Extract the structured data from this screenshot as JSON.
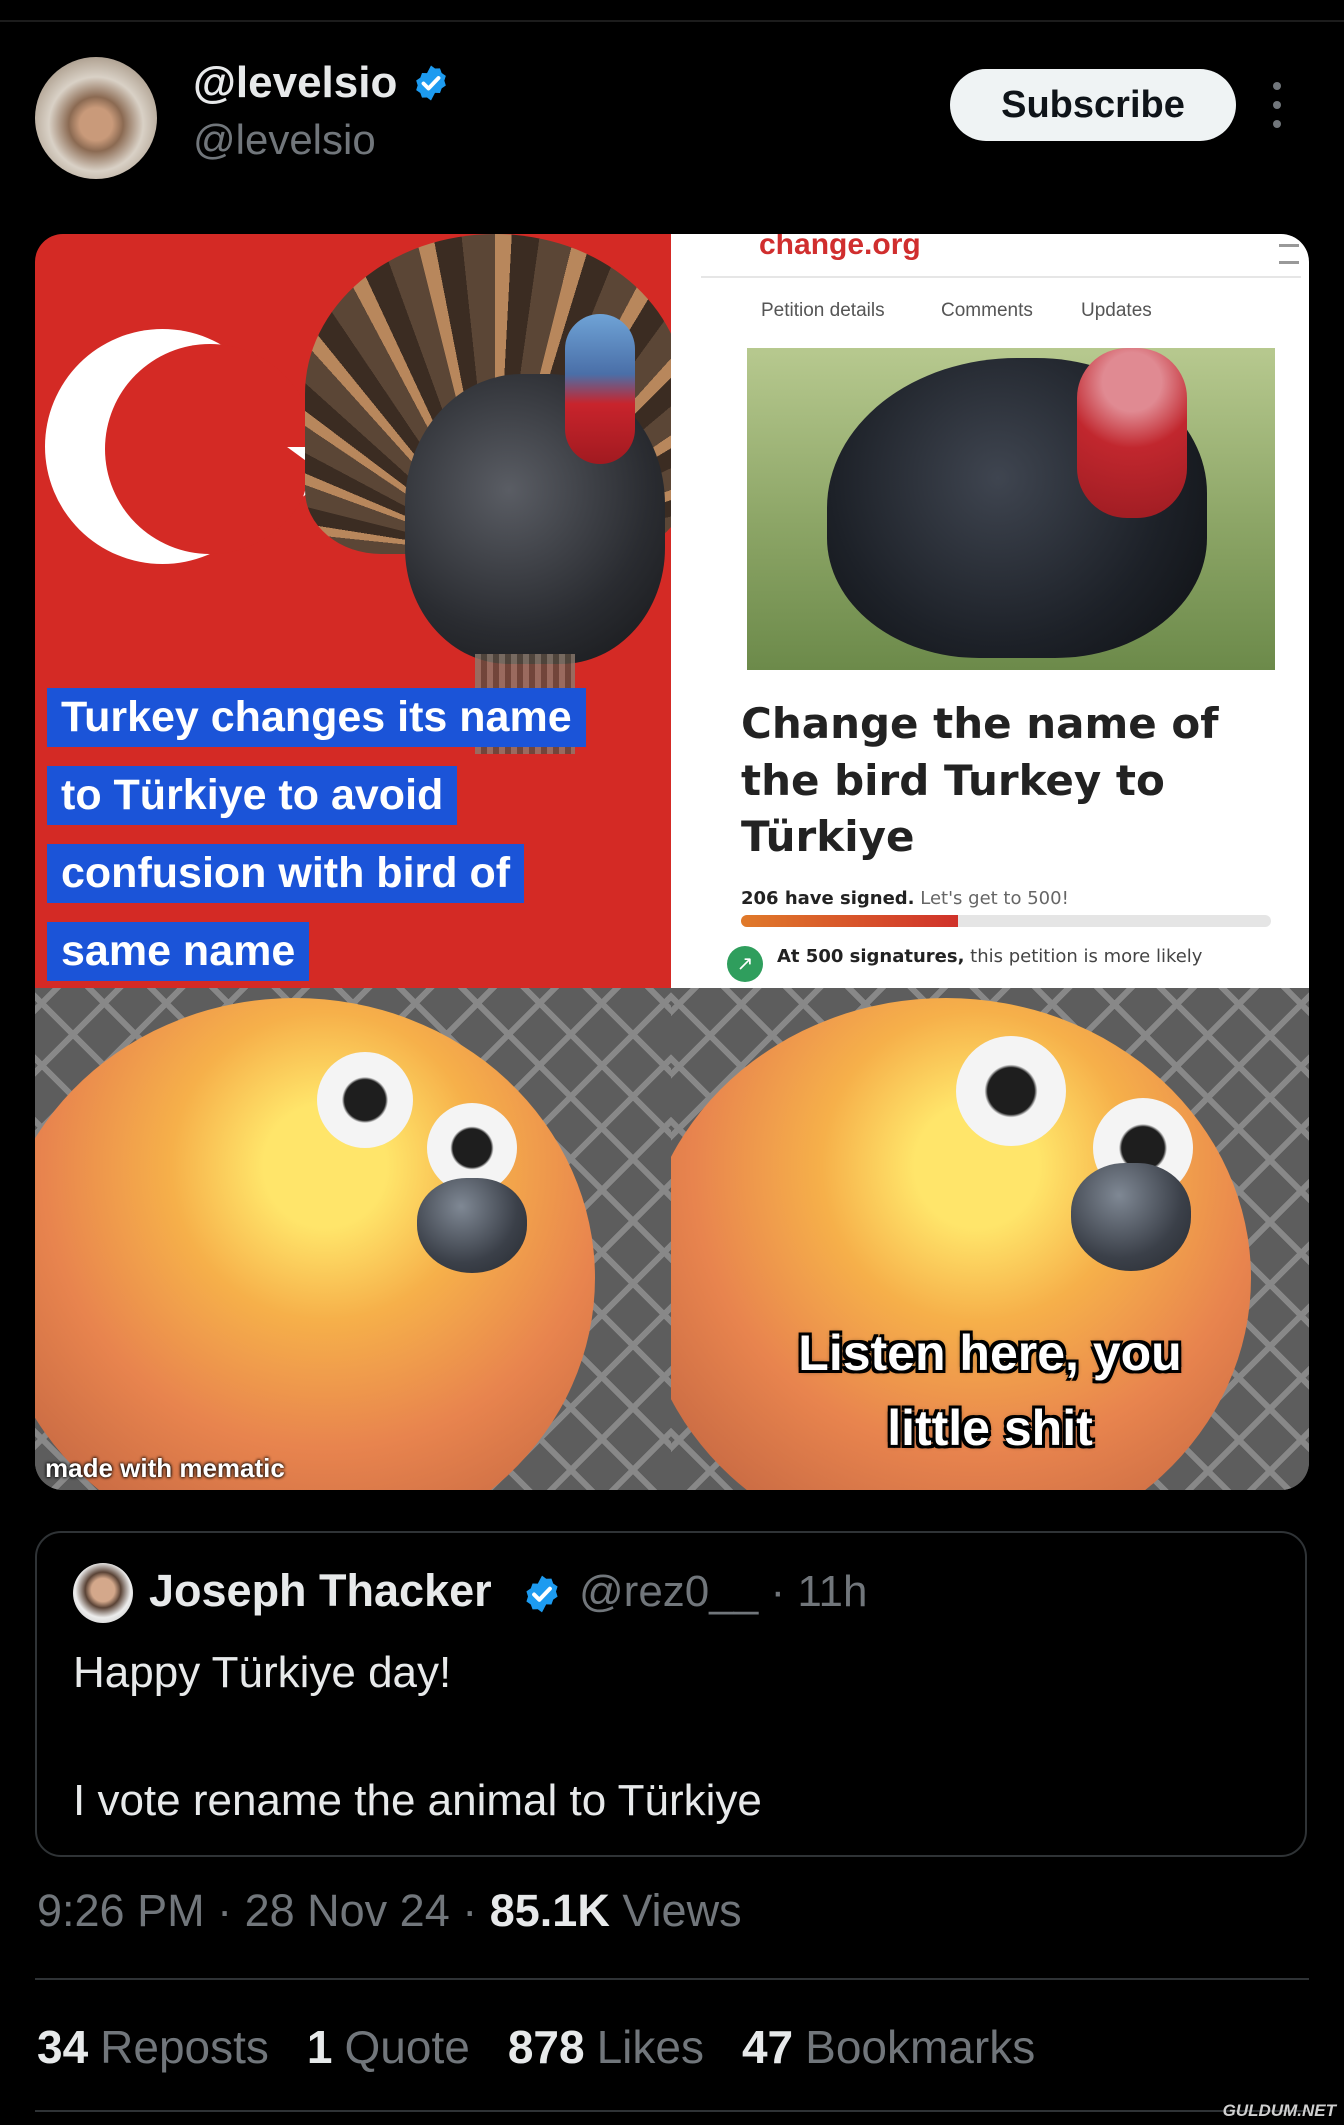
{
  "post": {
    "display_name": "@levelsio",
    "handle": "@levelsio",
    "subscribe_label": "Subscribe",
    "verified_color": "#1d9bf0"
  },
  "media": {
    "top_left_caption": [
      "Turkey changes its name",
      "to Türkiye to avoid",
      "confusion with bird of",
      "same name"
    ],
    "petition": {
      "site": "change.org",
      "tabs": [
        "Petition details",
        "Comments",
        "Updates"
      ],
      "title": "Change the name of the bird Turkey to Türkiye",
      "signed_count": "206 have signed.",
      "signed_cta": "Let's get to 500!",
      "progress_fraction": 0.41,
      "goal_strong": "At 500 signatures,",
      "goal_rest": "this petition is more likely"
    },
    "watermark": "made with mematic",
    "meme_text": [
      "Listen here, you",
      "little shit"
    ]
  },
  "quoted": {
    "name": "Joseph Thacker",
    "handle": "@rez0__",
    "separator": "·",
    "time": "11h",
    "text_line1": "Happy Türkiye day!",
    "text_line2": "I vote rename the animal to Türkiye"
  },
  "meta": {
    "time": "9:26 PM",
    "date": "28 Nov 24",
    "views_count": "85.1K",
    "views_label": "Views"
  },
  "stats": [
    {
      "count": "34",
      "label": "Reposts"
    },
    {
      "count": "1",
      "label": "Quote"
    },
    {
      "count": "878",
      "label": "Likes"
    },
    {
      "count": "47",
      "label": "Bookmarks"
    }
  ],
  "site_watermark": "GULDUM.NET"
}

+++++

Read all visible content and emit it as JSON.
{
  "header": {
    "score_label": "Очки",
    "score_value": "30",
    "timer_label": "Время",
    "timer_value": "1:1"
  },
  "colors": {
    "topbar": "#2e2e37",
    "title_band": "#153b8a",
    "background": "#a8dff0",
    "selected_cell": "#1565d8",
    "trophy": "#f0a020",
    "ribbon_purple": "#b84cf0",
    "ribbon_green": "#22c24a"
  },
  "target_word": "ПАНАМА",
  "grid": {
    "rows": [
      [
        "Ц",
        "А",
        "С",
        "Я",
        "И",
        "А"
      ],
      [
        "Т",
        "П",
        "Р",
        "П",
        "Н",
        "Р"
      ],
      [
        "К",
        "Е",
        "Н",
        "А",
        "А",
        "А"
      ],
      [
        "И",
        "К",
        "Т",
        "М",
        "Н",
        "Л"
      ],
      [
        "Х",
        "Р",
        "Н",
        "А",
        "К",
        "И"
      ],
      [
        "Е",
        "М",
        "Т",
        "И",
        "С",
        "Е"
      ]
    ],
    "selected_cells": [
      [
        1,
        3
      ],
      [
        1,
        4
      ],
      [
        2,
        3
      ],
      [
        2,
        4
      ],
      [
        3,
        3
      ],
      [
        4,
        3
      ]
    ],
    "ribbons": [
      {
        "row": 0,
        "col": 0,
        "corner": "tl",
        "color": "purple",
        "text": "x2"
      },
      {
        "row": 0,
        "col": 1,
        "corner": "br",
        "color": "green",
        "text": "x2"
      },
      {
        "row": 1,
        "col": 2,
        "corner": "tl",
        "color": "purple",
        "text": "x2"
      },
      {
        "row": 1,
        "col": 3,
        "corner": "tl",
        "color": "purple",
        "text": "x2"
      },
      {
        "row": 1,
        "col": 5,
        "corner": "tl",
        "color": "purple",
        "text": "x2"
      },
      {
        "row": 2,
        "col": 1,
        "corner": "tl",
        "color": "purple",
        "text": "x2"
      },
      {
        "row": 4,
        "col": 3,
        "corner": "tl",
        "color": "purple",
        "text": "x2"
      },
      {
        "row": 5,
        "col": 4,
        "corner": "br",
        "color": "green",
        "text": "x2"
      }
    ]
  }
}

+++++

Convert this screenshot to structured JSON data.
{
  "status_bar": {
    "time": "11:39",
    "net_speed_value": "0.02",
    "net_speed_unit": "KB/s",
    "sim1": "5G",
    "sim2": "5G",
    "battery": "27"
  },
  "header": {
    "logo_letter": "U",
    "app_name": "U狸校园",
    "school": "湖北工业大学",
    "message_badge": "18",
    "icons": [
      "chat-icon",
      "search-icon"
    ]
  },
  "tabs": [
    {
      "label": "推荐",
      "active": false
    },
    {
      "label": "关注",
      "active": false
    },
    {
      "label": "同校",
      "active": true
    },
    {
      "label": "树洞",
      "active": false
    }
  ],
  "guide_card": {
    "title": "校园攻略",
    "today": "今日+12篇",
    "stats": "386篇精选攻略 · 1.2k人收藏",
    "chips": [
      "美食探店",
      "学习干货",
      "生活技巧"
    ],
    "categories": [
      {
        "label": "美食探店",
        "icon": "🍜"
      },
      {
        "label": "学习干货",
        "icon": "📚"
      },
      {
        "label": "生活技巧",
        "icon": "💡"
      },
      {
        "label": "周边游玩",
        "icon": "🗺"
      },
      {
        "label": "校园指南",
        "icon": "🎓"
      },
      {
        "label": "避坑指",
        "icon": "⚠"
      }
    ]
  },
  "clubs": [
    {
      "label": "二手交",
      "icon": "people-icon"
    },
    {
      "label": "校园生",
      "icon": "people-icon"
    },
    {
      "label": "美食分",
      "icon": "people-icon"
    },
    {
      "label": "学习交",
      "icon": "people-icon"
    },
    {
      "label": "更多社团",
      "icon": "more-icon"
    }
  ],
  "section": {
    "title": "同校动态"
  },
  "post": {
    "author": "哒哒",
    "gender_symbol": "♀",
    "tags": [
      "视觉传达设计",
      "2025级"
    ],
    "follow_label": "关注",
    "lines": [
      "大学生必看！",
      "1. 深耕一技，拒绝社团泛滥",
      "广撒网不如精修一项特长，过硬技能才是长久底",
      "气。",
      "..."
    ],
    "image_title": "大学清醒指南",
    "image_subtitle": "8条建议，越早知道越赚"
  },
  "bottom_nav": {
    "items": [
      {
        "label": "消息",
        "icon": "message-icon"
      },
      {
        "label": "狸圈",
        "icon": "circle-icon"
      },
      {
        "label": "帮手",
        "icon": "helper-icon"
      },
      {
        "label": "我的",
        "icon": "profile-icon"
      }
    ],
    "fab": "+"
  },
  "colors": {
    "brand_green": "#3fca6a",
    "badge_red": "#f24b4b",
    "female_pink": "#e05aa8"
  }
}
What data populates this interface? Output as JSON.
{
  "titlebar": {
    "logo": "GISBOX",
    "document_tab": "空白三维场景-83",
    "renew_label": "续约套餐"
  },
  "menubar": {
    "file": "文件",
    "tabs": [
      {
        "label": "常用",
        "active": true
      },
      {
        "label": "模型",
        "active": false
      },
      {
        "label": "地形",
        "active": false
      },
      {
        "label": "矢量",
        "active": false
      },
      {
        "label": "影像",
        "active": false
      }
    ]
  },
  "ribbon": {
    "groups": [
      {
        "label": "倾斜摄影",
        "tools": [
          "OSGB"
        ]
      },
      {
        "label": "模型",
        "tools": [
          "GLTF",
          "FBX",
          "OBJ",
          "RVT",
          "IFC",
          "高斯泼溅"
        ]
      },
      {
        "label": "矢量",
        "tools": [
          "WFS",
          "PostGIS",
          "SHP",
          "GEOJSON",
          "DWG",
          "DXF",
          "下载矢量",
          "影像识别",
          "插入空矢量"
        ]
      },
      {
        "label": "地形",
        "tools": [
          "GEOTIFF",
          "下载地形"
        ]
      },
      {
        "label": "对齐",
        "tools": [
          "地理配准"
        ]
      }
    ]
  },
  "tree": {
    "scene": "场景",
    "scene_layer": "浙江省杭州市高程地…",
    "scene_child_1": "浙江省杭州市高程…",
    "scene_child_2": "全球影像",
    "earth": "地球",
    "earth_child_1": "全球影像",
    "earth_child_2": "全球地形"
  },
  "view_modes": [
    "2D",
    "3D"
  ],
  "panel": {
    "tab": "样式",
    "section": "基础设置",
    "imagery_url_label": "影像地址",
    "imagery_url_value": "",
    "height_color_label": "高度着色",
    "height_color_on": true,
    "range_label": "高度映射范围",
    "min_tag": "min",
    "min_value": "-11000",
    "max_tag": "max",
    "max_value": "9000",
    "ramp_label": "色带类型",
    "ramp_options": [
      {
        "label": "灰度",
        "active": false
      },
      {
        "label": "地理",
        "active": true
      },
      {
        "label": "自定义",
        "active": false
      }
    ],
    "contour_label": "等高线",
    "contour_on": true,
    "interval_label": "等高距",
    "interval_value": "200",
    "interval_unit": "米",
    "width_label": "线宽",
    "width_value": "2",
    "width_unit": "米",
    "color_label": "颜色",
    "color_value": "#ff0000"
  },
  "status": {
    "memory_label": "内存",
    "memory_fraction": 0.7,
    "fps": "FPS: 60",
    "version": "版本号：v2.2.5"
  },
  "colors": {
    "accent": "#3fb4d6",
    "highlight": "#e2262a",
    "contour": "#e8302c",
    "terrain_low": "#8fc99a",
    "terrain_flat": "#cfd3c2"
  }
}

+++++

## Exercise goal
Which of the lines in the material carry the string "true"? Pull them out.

## Task answer
      "active": true
        "active": true
    "height_color_on": true,
        "active": true
    "contour_on": true,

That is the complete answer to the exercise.